Required work: Write only the number of lines in the records beneath that hold "type".

Data records:
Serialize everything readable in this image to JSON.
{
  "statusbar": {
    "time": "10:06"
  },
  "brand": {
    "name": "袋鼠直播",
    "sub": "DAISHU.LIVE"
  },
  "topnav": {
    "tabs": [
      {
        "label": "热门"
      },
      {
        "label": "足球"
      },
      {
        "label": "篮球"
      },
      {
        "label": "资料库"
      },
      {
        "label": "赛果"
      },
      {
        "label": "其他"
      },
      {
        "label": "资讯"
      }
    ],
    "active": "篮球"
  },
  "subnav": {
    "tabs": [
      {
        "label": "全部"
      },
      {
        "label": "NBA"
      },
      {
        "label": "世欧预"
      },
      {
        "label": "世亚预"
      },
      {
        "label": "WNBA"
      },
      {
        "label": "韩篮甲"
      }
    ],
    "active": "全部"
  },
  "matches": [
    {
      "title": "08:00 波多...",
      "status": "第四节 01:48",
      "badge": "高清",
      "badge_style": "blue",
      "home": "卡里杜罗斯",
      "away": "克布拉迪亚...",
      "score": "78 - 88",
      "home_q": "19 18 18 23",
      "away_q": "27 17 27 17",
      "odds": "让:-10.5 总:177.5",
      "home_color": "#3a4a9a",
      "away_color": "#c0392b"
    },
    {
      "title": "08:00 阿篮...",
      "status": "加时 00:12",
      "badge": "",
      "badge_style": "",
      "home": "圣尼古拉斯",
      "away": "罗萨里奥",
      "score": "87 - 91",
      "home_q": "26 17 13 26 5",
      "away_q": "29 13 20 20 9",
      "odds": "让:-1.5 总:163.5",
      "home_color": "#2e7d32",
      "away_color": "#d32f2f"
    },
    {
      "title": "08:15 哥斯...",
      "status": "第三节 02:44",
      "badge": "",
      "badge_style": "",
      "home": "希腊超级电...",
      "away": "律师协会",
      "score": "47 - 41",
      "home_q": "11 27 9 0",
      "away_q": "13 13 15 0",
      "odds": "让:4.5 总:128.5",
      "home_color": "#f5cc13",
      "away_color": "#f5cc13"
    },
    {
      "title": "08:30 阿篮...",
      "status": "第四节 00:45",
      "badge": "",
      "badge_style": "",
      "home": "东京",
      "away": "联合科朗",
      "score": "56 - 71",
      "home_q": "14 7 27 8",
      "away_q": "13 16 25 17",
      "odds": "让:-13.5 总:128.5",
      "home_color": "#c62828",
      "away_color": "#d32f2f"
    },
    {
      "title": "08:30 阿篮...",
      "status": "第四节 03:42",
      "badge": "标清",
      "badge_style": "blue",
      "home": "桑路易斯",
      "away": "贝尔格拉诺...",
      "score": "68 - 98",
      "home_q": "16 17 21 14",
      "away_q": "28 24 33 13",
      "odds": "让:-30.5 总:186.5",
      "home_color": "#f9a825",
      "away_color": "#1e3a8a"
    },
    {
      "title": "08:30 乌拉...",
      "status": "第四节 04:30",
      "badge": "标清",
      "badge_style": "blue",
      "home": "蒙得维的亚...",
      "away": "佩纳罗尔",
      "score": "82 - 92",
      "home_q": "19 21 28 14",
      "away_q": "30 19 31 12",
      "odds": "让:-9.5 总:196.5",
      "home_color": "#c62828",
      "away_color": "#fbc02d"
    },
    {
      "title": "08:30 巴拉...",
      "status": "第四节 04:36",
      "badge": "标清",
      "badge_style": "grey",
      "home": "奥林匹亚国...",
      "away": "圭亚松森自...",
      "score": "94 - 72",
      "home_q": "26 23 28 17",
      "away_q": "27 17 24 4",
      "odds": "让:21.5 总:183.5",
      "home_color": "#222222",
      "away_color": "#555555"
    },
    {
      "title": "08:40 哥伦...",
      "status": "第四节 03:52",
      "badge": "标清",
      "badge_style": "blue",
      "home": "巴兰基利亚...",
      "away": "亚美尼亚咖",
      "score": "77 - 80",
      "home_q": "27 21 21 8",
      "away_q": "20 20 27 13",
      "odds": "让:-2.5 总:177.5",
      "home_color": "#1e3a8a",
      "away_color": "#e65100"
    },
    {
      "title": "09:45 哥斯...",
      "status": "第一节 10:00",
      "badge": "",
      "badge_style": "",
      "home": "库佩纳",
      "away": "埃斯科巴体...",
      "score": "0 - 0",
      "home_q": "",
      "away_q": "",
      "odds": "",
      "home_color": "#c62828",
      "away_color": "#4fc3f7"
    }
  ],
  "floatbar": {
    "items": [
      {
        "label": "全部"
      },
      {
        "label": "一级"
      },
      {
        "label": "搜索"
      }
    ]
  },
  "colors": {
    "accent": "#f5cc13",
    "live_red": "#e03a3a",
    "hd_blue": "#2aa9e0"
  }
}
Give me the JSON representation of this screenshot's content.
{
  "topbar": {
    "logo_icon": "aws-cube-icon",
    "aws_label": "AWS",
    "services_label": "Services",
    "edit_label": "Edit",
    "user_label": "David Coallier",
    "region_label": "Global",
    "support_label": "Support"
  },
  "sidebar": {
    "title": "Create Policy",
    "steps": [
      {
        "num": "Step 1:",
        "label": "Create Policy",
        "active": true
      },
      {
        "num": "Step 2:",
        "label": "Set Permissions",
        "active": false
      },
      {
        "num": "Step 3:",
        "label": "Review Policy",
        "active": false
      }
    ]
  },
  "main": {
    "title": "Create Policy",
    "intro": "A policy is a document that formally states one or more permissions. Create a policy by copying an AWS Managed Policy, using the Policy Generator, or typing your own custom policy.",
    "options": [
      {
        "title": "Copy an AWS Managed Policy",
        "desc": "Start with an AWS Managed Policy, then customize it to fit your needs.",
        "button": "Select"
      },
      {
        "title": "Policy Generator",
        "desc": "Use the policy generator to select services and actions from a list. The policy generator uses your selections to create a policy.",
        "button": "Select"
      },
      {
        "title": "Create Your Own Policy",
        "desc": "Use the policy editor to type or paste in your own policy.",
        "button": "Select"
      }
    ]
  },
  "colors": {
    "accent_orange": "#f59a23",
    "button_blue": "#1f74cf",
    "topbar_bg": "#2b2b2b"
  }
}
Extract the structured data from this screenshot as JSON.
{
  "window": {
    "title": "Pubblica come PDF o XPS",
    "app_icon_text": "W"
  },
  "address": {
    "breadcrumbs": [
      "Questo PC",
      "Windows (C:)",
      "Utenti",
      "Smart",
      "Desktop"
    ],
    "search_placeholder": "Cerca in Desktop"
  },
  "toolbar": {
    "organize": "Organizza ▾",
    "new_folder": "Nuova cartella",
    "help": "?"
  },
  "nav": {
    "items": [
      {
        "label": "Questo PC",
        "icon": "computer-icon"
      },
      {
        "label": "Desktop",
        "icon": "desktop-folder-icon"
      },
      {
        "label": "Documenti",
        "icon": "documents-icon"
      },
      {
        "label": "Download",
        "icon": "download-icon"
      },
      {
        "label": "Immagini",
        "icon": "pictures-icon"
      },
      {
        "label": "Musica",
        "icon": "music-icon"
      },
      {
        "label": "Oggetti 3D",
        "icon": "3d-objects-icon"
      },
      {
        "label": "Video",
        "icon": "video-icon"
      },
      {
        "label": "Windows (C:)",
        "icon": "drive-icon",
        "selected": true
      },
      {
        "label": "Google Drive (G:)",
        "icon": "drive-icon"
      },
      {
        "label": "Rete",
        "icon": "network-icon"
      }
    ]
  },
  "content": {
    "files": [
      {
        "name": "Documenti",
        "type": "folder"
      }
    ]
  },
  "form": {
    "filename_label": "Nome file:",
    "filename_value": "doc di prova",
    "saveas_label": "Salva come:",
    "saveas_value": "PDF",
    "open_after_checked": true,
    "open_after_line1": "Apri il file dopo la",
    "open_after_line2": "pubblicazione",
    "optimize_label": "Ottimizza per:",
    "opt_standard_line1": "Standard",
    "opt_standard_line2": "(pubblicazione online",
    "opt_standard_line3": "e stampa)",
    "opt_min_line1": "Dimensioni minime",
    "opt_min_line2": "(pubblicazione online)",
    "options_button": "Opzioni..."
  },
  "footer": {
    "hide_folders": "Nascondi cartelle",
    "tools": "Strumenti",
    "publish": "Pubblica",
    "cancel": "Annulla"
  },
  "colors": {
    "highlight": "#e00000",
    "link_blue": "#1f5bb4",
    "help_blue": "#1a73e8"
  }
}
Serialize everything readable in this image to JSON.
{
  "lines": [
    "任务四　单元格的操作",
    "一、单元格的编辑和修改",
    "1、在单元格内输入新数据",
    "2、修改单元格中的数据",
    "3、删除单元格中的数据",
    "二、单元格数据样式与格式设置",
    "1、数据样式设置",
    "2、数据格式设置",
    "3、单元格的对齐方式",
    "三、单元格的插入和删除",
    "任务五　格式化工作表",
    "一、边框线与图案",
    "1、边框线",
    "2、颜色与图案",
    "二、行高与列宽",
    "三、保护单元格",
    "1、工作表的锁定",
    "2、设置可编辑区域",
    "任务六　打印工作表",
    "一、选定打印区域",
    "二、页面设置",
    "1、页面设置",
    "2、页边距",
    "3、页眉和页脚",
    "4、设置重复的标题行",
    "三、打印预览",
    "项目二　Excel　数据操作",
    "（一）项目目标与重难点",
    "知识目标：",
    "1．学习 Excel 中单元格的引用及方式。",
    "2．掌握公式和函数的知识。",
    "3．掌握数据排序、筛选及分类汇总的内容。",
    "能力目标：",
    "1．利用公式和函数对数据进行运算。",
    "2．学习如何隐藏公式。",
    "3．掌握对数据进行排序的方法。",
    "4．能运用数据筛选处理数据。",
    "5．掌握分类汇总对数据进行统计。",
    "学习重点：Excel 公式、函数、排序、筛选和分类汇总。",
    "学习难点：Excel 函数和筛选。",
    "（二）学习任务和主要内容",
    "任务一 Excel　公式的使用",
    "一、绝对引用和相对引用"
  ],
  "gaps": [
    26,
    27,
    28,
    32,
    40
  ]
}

Task solution: 2